I think you're doing wonderfully...and I can only imagine that having this diagnosis gives an answer to lots of question marks you had rolling around in your head.

Hang in there. One step at a time. You are a good mother who will make it all happen.

My Endo Journey said...

I'm just catching up. I just want you to know how sorry I am for all of this. But, how amazed I still am with your courage and strength during all of this. You are a wonderful mother and this isn't going to slow your family down. Just another bump in the road. Many prayers and thoughts to you and your beauitful family!!!

Shelly said...

I can tell you are coping well! Good for you! The girls are lucky to have you as their Mommy!

reiwaz said...

Wow, this post is wonderful. You saw it all well, what has happened, and what may happen. I am glad you trusted your gut, and that you will be there to fight for them, and help them fight for themselves.

mekate said...

Catching up and catching my breath at your recent news.. holy crap, so much to process, but so much affirmation too:good for you for trusting yourself and being such a brave advocate.


sending love to you and your wonderful beautiful magical kids,

kate

A Nutchell said...

I can't even fathom how difficult it must be for you and at the same time, you handle everything with such grace. Your girls are so lucky to have you as their momma.

thinking of you!

Anonymous said...

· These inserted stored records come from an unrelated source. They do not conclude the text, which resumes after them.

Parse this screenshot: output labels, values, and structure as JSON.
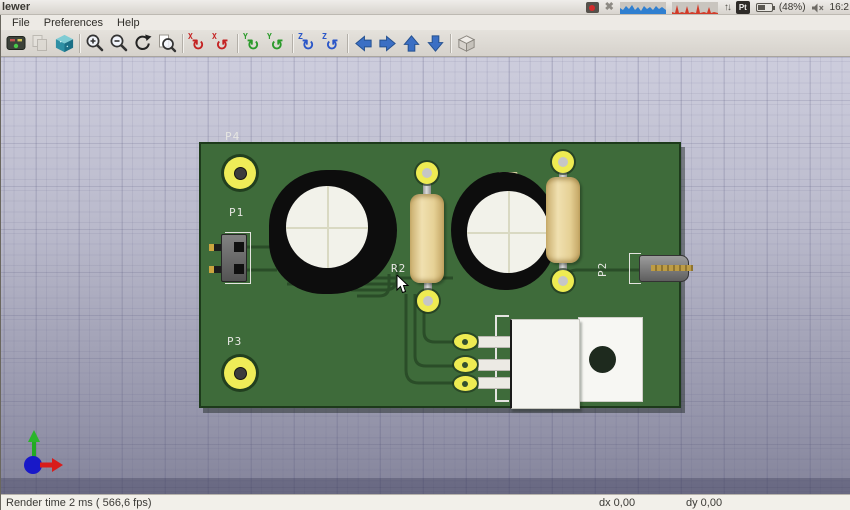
{
  "panel": {
    "window_title": "lewer",
    "clock": "16:2",
    "battery_level": "(48%)",
    "pt_badge": "Pt",
    "icons": {
      "tray_close": "✖",
      "net_arrows": "↑↓"
    }
  },
  "menubar": {
    "items": [
      {
        "label": "File"
      },
      {
        "label": "Preferences"
      },
      {
        "label": "Help"
      }
    ]
  },
  "toolbar": {
    "axis_letters": {
      "x": "X",
      "y": "Y",
      "z": "Z"
    },
    "glyphs": {
      "rotate_cw": "↻",
      "rotate_ccw": "↺"
    }
  },
  "board": {
    "labels": {
      "p4": "P4",
      "p1": "P1",
      "r2": "R2",
      "p2": "P2",
      "p3": "P3"
    },
    "colors": {
      "board_green": "#3e6b3a",
      "trace_green": "#2a4d28",
      "pad_yellow": "#eeeb52",
      "capacitor_body": "#0d0d0d",
      "capacitor_top": "#f2f2ea",
      "resistor_tan": "#e6d196",
      "silkscreen_white": "#e4e4e0"
    }
  },
  "viewport": {
    "background_top": "#cdcddd",
    "background_bottom": "#83839a",
    "axis_colors": {
      "x_red": "#d81c1c",
      "y_green": "#22aa22",
      "z_blue": "#1818c8"
    }
  },
  "statusbar": {
    "render_time": "Render time 2 ms ( 566,6 fps)",
    "dx": "dx 0,00",
    "dy": "dy 0,00"
  }
}
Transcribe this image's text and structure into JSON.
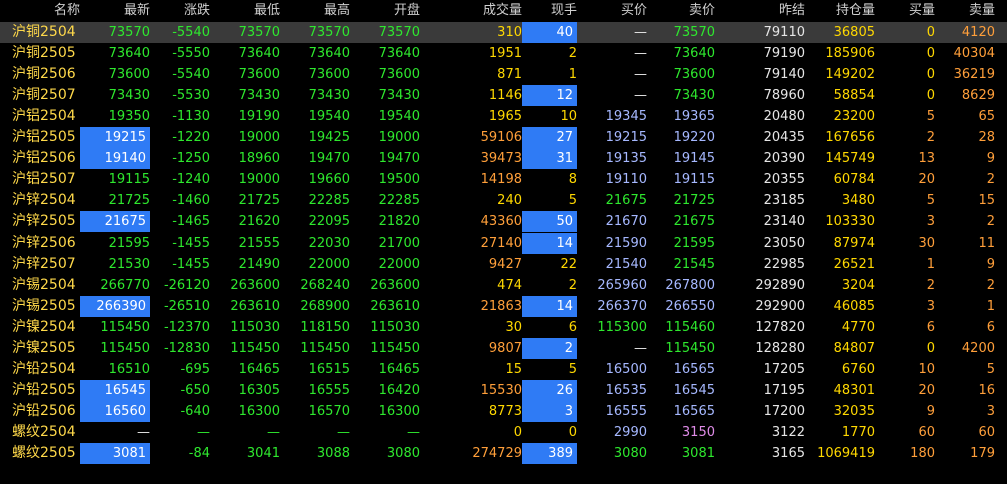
{
  "headers": [
    "名称",
    "最新",
    "涨跌",
    "最低",
    "最高",
    "开盘",
    "成交量",
    "现手",
    "买价",
    "卖价",
    "昨结",
    "持仓量",
    "买量",
    "卖量"
  ],
  "rows": [
    [
      "沪铜2504",
      "73570",
      "-5540",
      "73570",
      "73570",
      "73570",
      "310",
      "40",
      "—",
      "73570",
      "79110",
      "36805",
      "0",
      "4120"
    ],
    [
      "沪铜2505",
      "73640",
      "-5550",
      "73640",
      "73640",
      "73640",
      "1951",
      "2",
      "—",
      "73640",
      "79190",
      "185906",
      "0",
      "40304"
    ],
    [
      "沪铜2506",
      "73600",
      "-5540",
      "73600",
      "73600",
      "73600",
      "871",
      "1",
      "—",
      "73600",
      "79140",
      "149202",
      "0",
      "36219"
    ],
    [
      "沪铜2507",
      "73430",
      "-5530",
      "73430",
      "73430",
      "73430",
      "1146",
      "12",
      "—",
      "73430",
      "78960",
      "58854",
      "0",
      "8629"
    ],
    [
      "沪铝2504",
      "19350",
      "-1130",
      "19190",
      "19540",
      "19540",
      "1965",
      "10",
      "19345",
      "19365",
      "20480",
      "23200",
      "5",
      "65"
    ],
    [
      "沪铝2505",
      "19215",
      "-1220",
      "19000",
      "19425",
      "19000",
      "59106",
      "27",
      "19215",
      "19220",
      "20435",
      "167656",
      "2",
      "28"
    ],
    [
      "沪铝2506",
      "19140",
      "-1250",
      "18960",
      "19470",
      "19470",
      "39473",
      "31",
      "19135",
      "19145",
      "20390",
      "145749",
      "13",
      "9"
    ],
    [
      "沪铝2507",
      "19115",
      "-1240",
      "19000",
      "19660",
      "19500",
      "14198",
      "8",
      "19110",
      "19115",
      "20355",
      "60784",
      "20",
      "2"
    ],
    [
      "沪锌2504",
      "21725",
      "-1460",
      "21725",
      "22285",
      "22285",
      "240",
      "5",
      "21675",
      "21725",
      "23185",
      "3480",
      "5",
      "15"
    ],
    [
      "沪锌2505",
      "21675",
      "-1465",
      "21620",
      "22095",
      "21820",
      "43360",
      "50",
      "21670",
      "21675",
      "23140",
      "103330",
      "3",
      "2"
    ],
    [
      "沪锌2506",
      "21595",
      "-1455",
      "21555",
      "22030",
      "21700",
      "27140",
      "14",
      "21590",
      "21595",
      "23050",
      "87974",
      "30",
      "11"
    ],
    [
      "沪锌2507",
      "21530",
      "-1455",
      "21490",
      "22000",
      "22000",
      "9427",
      "22",
      "21540",
      "21545",
      "22985",
      "26521",
      "1",
      "9"
    ],
    [
      "沪锡2504",
      "266770",
      "-26120",
      "263600",
      "268240",
      "263600",
      "474",
      "2",
      "265960",
      "267800",
      "292890",
      "3204",
      "2",
      "2"
    ],
    [
      "沪锡2505",
      "266390",
      "-26510",
      "263610",
      "268900",
      "263610",
      "21863",
      "14",
      "266370",
      "266550",
      "292900",
      "46085",
      "3",
      "1"
    ],
    [
      "沪镍2504",
      "115450",
      "-12370",
      "115030",
      "118150",
      "115030",
      "30",
      "6",
      "115300",
      "115460",
      "127820",
      "4770",
      "6",
      "6"
    ],
    [
      "沪镍2505",
      "115450",
      "-12830",
      "115450",
      "115450",
      "115450",
      "9807",
      "2",
      "—",
      "115450",
      "128280",
      "84807",
      "0",
      "4200"
    ],
    [
      "沪铅2504",
      "16510",
      "-695",
      "16465",
      "16515",
      "16465",
      "15",
      "5",
      "16500",
      "16565",
      "17205",
      "6760",
      "10",
      "5"
    ],
    [
      "沪铅2505",
      "16545",
      "-650",
      "16305",
      "16555",
      "16420",
      "15530",
      "26",
      "16535",
      "16545",
      "17195",
      "48301",
      "20",
      "16"
    ],
    [
      "沪铅2506",
      "16560",
      "-640",
      "16300",
      "16570",
      "16300",
      "8773",
      "3",
      "16555",
      "16565",
      "17200",
      "32035",
      "9",
      "3"
    ],
    [
      "螺纹2504",
      "—",
      "—",
      "—",
      "—",
      "—",
      "0",
      "0",
      "2990",
      "3150",
      "3122",
      "1770",
      "60",
      "60"
    ],
    [
      "螺纹2505",
      "3081",
      "-84",
      "3041",
      "3088",
      "3080",
      "274729",
      "389",
      "3080",
      "3081",
      "3165",
      "1069419",
      "180",
      "179"
    ]
  ],
  "selected_row": 0,
  "highlight_latest": [
    5,
    6,
    9,
    13,
    17,
    18,
    20
  ],
  "highlight_hand": [
    0,
    3,
    5,
    6,
    9,
    10,
    13,
    15,
    17,
    18,
    20
  ],
  "colors": {
    "bg": "#000000",
    "highlight": "#2f7bf5",
    "selected": "#3a3a3a",
    "green": "#2ee82e",
    "yellow": "#ffd800",
    "orange": "#ff9f3a",
    "blue": "#a6b8ff",
    "purple": "#e08ce8",
    "white": "#e6e6e6",
    "name": "#ffd94a"
  }
}
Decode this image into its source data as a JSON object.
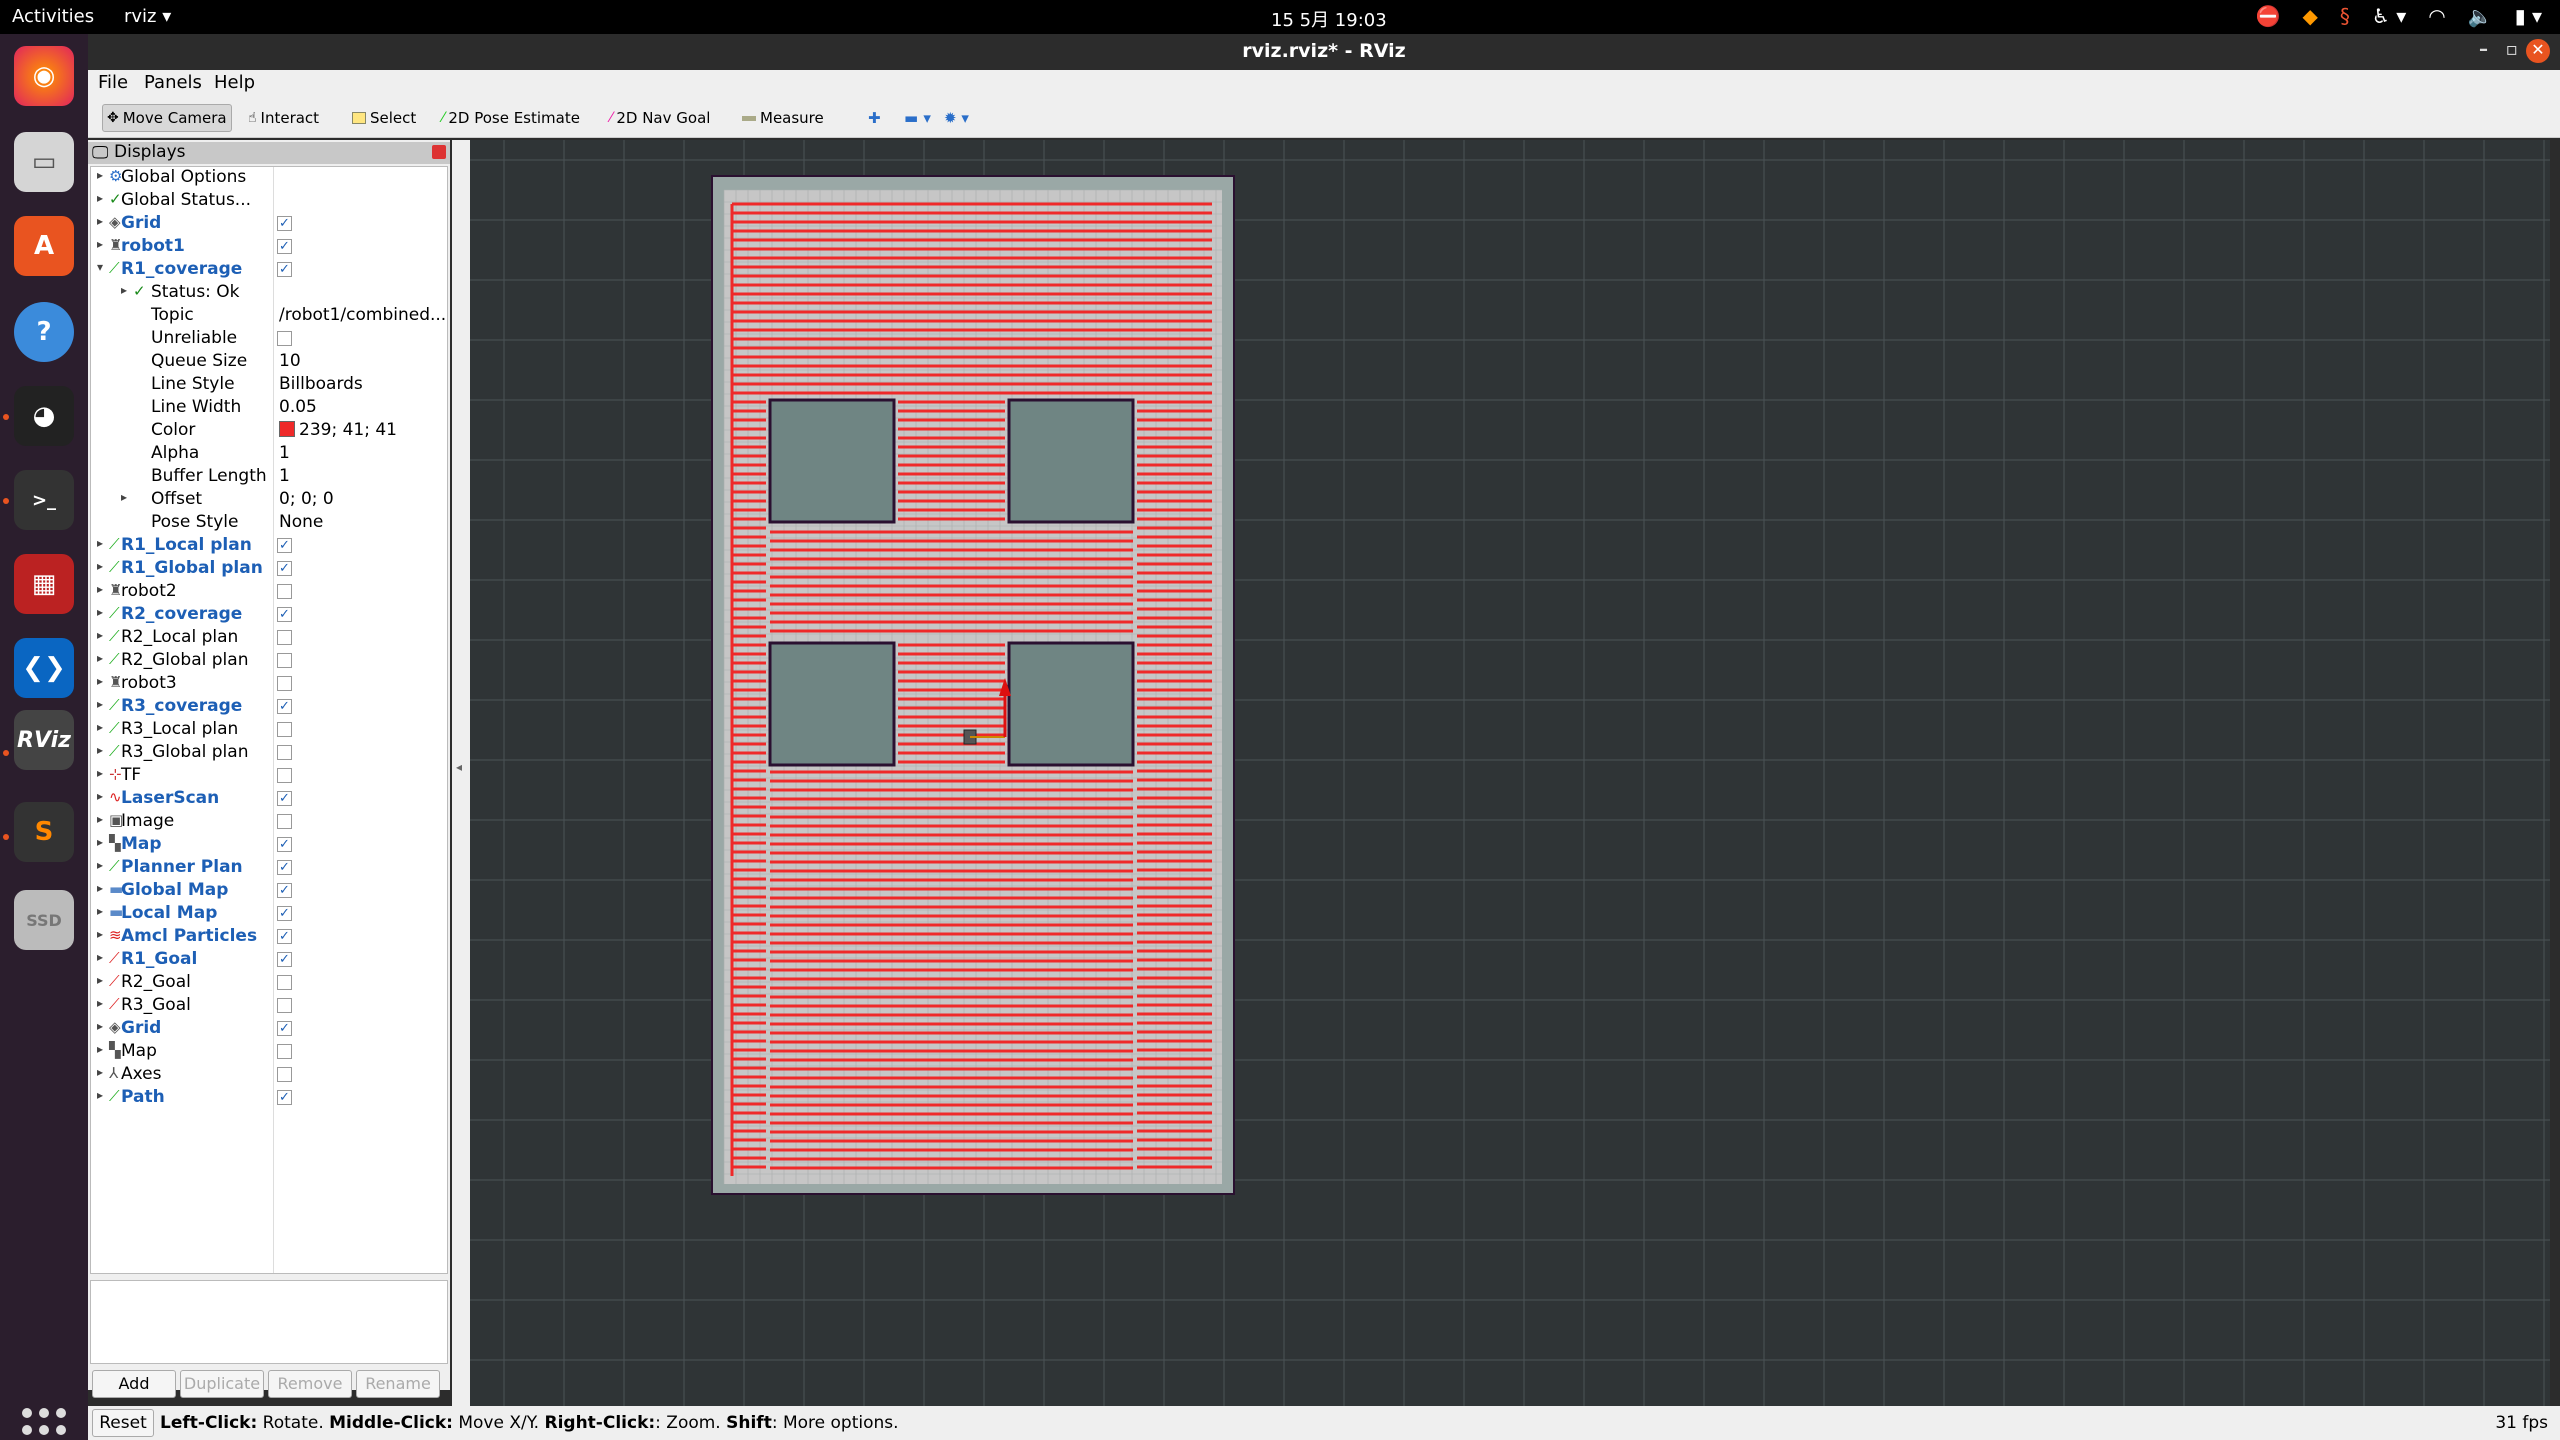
{
  "topbar": {
    "activities": "Activities",
    "app_name": "rviz",
    "clock": "15 5月  19:03"
  },
  "window": {
    "title": "rviz.rviz* - RViz"
  },
  "menu": {
    "file": "File",
    "panels": "Panels",
    "help": "Help"
  },
  "toolbar": {
    "move_camera": "Move Camera",
    "interact": "Interact",
    "select": "Select",
    "pose_estimate": "2D Pose Estimate",
    "nav_goal": "2D Nav Goal",
    "measure": "Measure"
  },
  "displays": {
    "title": "Displays",
    "rows": [
      {
        "label": "Global Options",
        "depth": 0,
        "icon": "gear-icon"
      },
      {
        "label": "Global Status...",
        "depth": 0,
        "icon": "check-icon"
      },
      {
        "label": "Grid",
        "depth": 0,
        "icon": "grid-icon",
        "bold": true,
        "checked": true
      },
      {
        "label": "robot1",
        "depth": 0,
        "icon": "robot-icon",
        "bold": true,
        "checked": true
      },
      {
        "label": "R1_coverage",
        "depth": 0,
        "icon": "path-icon",
        "bold": true,
        "checked": true,
        "expanded": true
      },
      {
        "label": "Status: Ok",
        "depth": 1,
        "icon": "check-icon"
      },
      {
        "label": "Topic",
        "depth": 1,
        "value": "/robot1/combined..."
      },
      {
        "label": "Unreliable",
        "depth": 1,
        "checked": false
      },
      {
        "label": "Queue Size",
        "depth": 1,
        "value": "10"
      },
      {
        "label": "Line Style",
        "depth": 1,
        "value": "Billboards"
      },
      {
        "label": "Line Width",
        "depth": 1,
        "value": "0.05"
      },
      {
        "label": "Color",
        "depth": 1,
        "value": "239; 41; 41",
        "swatch": "#ef2929"
      },
      {
        "label": "Alpha",
        "depth": 1,
        "value": "1"
      },
      {
        "label": "Buffer Length",
        "depth": 1,
        "value": "1"
      },
      {
        "label": "Offset",
        "depth": 1,
        "value": "0; 0; 0",
        "collapsible": true
      },
      {
        "label": "Pose Style",
        "depth": 1,
        "value": "None"
      },
      {
        "label": "R1_Local plan",
        "depth": 0,
        "icon": "path-icon",
        "bold": true,
        "checked": true
      },
      {
        "label": "R1_Global plan",
        "depth": 0,
        "icon": "path-icon",
        "bold": true,
        "checked": true
      },
      {
        "label": "robot2",
        "depth": 0,
        "icon": "robot-icon",
        "checked": false
      },
      {
        "label": "R2_coverage",
        "depth": 0,
        "icon": "path-icon",
        "bold": true,
        "checked": true
      },
      {
        "label": "R2_Local plan",
        "depth": 0,
        "icon": "path-icon",
        "checked": false
      },
      {
        "label": "R2_Global plan",
        "depth": 0,
        "icon": "path-icon",
        "checked": false
      },
      {
        "label": "robot3",
        "depth": 0,
        "icon": "robot-icon",
        "checked": false
      },
      {
        "label": "R3_coverage",
        "depth": 0,
        "icon": "path-icon",
        "bold": true,
        "checked": true
      },
      {
        "label": "R3_Local plan",
        "depth": 0,
        "icon": "path-icon",
        "checked": false
      },
      {
        "label": "R3_Global plan",
        "depth": 0,
        "icon": "path-icon",
        "checked": false
      },
      {
        "label": "TF",
        "depth": 0,
        "icon": "tf-icon",
        "checked": false
      },
      {
        "label": "LaserScan",
        "depth": 0,
        "icon": "laser-icon",
        "bold": true,
        "checked": true
      },
      {
        "label": "Image",
        "depth": 0,
        "icon": "image-icon",
        "checked": false
      },
      {
        "label": "Map",
        "depth": 0,
        "icon": "map-icon",
        "bold": true,
        "checked": true
      },
      {
        "label": "Planner Plan",
        "depth": 0,
        "icon": "path-icon",
        "bold": true,
        "checked": true
      },
      {
        "label": "Global Map",
        "depth": 0,
        "icon": "folder-icon",
        "bold": true,
        "checked": true
      },
      {
        "label": "Local Map",
        "depth": 0,
        "icon": "folder-icon",
        "bold": true,
        "checked": true
      },
      {
        "label": "Amcl Particles",
        "depth": 0,
        "icon": "particles-icon",
        "bold": true,
        "checked": true
      },
      {
        "label": "R1_Goal",
        "depth": 0,
        "icon": "pose-icon",
        "bold": true,
        "checked": true
      },
      {
        "label": "R2_Goal",
        "depth": 0,
        "icon": "pose-icon",
        "checked": false
      },
      {
        "label": "R3_Goal",
        "depth": 0,
        "icon": "pose-icon",
        "checked": false
      },
      {
        "label": "Grid",
        "depth": 0,
        "icon": "grid-icon",
        "bold": true,
        "checked": true
      },
      {
        "label": "Map",
        "depth": 0,
        "icon": "map-icon",
        "checked": false
      },
      {
        "label": "Axes",
        "depth": 0,
        "icon": "axes-icon",
        "checked": false
      },
      {
        "label": "Path",
        "depth": 0,
        "icon": "path-icon",
        "bold": true,
        "checked": true
      }
    ],
    "buttons": {
      "add": "Add",
      "duplicate": "Duplicate",
      "remove": "Remove",
      "rename": "Rename"
    }
  },
  "statusbar": {
    "reset": "Reset",
    "hint_left_click": "Left-Click:",
    "hint_rotate": " Rotate. ",
    "hint_middle_click": "Middle-Click:",
    "hint_move": " Move X/Y. ",
    "hint_right_click": "Right-Click:",
    "hint_zoom": ": Zoom. ",
    "hint_shift": "Shift",
    "hint_more": ": More options.",
    "fps": "31 fps"
  },
  "colors": {
    "path": "#ef2929",
    "map_free": "#c6c6c6",
    "map_unknown": "#6f8583",
    "map_wall": "#2a1030",
    "background": "#2f3436",
    "accent": "#e95420"
  }
}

Yes, this is the wonderful life of having children! Keeping mommy and daddy on their "worry-toes". I have read backward from your most recent post and I agree CP Kiss my....! They all appear to be doing marvellously and are still young - and have one another to imitate and learn from. Sure there are lots of things which may or may not manifest or be true to form down the line. The struggles are endless - healthy kids or not (1, 2, 3 or 6). It's the little surprises along he way that help in our understanding of the uniqueness of each little person and to bring that out in them, as you do so clearly - is a gift. The struggle will ease as the girls words pour out more. Miss A has only really started talking more and she is 2 1/2 - SO way to go Momma. Mr T on the other hand has a def dx ASP! So we are in the process of IEP's and the process of transitioning to mainstream kindergarten.....talk about anxiety. It is tough - and so are we.....just have to take a day at a time and do as you are doing and take delight in their little advances along the way.